In a broad sense, slitting line arrangements fall into two categories, (1) those operating in a “pull-through” mode and (2) those known as “drive” type. The pull-thought arrangement is by far the more common. It functions on a “tight-line” basis (Fig. 14) with the metal under tension from the uncoiler to the recoiler. All the power of this line is provided by the recoiler motor as pull on the strip to uncoil, rotate the slitter arbors and shear the metal, and, of course, to recoil. Because the strip must rotate the arbor assembly, this mode of operation finds its application limited by the ability of the strip to accommodate the pull required.
Further, the pull required may be limited to the center strands being slit, since the outer strands have a tendency to become loose. (More about this later)
The electrical systems usually supplied permit the strip speed to increase in proportion to the coil diameter buildup on the recoiler. However, systems are available which will hold the strip speed constant regardless of coil diameter. However, systems are available which will hold the strip speed constant regardless of coil diameter. Although it may be drawing a fine line, constant speed will result in improved and more consistent slit edge quality.
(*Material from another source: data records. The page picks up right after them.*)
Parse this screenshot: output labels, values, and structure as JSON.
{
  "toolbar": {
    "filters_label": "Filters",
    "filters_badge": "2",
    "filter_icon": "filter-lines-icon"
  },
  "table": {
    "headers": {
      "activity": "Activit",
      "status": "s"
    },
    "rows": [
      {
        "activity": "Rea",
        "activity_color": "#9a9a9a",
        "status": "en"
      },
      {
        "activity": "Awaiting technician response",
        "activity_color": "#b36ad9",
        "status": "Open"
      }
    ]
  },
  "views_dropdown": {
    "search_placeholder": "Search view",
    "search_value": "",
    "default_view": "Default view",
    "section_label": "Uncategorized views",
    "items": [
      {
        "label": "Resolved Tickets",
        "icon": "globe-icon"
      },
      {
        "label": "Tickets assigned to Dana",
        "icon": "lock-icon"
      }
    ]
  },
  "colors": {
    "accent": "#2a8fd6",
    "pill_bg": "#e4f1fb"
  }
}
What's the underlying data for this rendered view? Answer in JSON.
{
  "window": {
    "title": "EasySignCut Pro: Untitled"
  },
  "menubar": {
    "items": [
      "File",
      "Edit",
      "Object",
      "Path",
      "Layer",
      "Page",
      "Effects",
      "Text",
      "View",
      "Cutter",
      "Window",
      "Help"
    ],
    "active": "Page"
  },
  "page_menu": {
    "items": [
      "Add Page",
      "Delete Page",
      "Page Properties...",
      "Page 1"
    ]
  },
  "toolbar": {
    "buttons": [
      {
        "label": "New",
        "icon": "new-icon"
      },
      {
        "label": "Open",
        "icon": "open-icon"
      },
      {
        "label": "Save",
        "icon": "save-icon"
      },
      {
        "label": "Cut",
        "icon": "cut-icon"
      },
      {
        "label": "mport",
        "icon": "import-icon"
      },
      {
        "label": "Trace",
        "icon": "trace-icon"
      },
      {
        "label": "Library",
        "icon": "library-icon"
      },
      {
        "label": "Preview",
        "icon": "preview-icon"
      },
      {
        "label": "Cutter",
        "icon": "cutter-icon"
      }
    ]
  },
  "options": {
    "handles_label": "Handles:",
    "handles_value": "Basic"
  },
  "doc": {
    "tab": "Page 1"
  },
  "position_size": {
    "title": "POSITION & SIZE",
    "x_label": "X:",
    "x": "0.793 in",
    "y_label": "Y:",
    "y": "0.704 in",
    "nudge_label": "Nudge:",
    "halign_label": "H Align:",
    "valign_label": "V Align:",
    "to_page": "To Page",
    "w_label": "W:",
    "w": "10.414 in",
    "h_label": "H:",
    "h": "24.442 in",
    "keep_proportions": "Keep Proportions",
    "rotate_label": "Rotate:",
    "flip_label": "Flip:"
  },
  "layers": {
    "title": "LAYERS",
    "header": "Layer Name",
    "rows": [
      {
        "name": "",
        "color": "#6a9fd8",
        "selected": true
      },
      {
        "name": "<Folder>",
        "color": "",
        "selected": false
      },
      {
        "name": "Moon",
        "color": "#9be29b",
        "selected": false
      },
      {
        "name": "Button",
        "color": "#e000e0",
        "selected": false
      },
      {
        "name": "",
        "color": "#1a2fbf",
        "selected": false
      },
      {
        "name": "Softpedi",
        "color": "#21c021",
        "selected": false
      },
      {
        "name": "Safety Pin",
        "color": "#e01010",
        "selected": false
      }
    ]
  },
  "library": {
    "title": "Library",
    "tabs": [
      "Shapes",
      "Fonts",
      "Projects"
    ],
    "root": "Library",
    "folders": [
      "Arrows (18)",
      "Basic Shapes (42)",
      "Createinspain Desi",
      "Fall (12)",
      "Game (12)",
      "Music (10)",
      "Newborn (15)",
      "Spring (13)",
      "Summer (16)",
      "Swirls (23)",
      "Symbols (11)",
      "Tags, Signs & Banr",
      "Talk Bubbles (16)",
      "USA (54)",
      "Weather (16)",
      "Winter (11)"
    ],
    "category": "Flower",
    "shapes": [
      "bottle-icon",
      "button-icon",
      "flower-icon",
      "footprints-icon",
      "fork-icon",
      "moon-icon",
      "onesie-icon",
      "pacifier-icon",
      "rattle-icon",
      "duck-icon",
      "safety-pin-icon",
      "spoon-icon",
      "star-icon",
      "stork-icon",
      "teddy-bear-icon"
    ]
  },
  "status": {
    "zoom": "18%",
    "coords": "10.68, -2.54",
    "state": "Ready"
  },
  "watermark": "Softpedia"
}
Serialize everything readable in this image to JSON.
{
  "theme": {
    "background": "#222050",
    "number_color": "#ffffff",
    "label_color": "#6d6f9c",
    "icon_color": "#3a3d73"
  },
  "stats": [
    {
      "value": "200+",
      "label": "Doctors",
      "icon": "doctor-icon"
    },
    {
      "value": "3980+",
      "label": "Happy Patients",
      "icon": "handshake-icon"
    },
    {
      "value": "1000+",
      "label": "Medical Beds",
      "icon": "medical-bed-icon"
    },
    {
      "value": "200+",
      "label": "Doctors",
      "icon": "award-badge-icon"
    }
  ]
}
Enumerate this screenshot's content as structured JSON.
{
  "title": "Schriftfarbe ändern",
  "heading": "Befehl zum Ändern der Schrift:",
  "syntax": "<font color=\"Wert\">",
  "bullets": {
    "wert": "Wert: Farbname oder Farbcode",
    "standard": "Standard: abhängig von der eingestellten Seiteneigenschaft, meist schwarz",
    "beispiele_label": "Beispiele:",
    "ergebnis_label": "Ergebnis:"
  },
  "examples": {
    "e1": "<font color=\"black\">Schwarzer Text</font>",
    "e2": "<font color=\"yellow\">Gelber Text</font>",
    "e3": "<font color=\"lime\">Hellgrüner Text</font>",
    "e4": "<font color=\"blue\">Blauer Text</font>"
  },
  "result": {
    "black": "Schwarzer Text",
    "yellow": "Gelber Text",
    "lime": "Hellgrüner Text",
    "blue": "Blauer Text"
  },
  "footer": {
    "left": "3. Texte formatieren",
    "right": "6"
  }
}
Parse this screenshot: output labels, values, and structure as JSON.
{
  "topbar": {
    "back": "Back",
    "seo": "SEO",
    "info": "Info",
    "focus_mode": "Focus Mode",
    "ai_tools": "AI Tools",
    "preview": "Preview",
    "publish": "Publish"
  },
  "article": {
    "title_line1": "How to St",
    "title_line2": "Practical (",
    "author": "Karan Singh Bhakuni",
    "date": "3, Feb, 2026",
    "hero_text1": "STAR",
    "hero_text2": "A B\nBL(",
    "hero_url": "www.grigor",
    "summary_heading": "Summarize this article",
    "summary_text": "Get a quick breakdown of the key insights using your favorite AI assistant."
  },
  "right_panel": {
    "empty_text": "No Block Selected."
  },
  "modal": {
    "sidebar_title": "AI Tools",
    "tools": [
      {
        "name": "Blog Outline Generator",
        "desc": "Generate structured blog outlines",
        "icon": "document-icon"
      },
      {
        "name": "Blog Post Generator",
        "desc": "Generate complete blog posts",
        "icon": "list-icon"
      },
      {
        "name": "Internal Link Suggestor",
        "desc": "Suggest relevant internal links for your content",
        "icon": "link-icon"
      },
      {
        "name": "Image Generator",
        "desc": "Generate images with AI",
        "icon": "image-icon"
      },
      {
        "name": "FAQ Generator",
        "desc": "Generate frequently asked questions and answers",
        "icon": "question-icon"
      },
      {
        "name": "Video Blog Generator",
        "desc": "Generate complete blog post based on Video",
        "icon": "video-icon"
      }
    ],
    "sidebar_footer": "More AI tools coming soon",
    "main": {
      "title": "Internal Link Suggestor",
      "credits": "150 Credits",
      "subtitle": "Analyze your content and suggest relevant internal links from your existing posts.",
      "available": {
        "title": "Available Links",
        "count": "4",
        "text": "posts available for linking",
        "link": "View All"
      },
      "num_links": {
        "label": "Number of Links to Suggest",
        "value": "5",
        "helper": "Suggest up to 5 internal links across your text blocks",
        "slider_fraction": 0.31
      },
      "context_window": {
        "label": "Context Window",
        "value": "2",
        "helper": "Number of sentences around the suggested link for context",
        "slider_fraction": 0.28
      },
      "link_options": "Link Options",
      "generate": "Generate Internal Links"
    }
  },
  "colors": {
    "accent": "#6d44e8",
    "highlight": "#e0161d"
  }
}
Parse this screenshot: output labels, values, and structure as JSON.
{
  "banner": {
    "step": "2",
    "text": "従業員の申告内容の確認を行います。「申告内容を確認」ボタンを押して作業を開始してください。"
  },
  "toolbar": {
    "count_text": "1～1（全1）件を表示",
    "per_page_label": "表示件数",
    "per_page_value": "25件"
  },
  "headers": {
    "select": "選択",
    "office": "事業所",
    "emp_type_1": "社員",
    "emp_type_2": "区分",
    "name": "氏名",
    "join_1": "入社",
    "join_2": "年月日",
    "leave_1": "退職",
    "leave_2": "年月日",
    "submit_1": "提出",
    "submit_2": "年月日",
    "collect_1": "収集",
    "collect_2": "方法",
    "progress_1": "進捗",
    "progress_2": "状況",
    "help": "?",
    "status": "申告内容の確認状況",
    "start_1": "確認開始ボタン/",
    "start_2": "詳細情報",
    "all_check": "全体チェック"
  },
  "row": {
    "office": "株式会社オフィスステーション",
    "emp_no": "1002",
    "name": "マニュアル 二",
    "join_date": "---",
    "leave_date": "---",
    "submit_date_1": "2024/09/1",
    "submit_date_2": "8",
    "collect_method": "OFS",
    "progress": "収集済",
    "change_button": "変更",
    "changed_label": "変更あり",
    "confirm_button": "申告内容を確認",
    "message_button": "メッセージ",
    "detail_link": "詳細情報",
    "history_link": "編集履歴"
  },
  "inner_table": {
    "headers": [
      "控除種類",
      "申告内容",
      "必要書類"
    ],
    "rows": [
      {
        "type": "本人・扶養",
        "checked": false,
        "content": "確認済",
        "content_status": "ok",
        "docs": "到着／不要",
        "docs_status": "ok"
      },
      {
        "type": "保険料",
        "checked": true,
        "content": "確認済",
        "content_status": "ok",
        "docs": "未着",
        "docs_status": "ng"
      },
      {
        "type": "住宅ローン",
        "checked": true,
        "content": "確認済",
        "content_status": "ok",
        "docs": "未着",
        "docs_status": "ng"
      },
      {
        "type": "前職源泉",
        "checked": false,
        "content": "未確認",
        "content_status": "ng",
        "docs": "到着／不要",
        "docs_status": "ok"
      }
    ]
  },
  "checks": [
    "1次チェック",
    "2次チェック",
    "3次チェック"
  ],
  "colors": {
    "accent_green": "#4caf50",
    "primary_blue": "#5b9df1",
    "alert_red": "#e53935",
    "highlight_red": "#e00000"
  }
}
The most familiar type of drive slitting line also applies the “tight-line” principle. However, the slitter in this case is powered to rotate the knives, thus propelling the strip at a given rate. A mechanical slip clutch, and electrical slip clutch, or some other speed compensating device is made part of the recoiler drive train so the strip speed holds constant as the coil diameter increases.
In a “pure” drive slitting line (Fig. 15) the slitter is powered both to rotate the arbors and to shear the metal.
By virtue of a slack loop in the strip ahead of and on the exit side of the slitter, each function – uncoiling, slitting, and recoiling – is, in a sense, independent. This arrangement is called a “double loop-type” line. Reactionary or “back” tension for coiling in this type of line is developed in a tension block or a tension roll stand ahead of the recoiler.
Drive slitting lines are applied to a great many low strength, soft alloys, and in any other instance, where the strip is likely to tear in a pull-through type machine. As a compromise, manufacturers today offer what is known as a “helper” or “booster” type pull-through arrangement (Fig. 16). It extends a general duty slitter’s capability to include light gages and low yield strength metals at much less than added cost involved for a driven slitter installation to cover the full range considered.
The slitter in this instance is driven by two motors, one an induction motor geared-in and sized to feed all gages, light as well as heavy, at some normal threading speed. The other is a torque regulated motor geared-in to rotate the cutters at maximum strip speed, but sized only with enough to overcome the friction and inertia in the slitter arbor assembly.
When operating conventionally, after threading, bother motors are inoperative and pull on the strip from the recoiler provided all the work – to rotate the cutter assembly and to shear. In the “helper” mode, after threading, the torque regulated motor is operative and accordingly, relieves the strip from the need to rotate the arbors.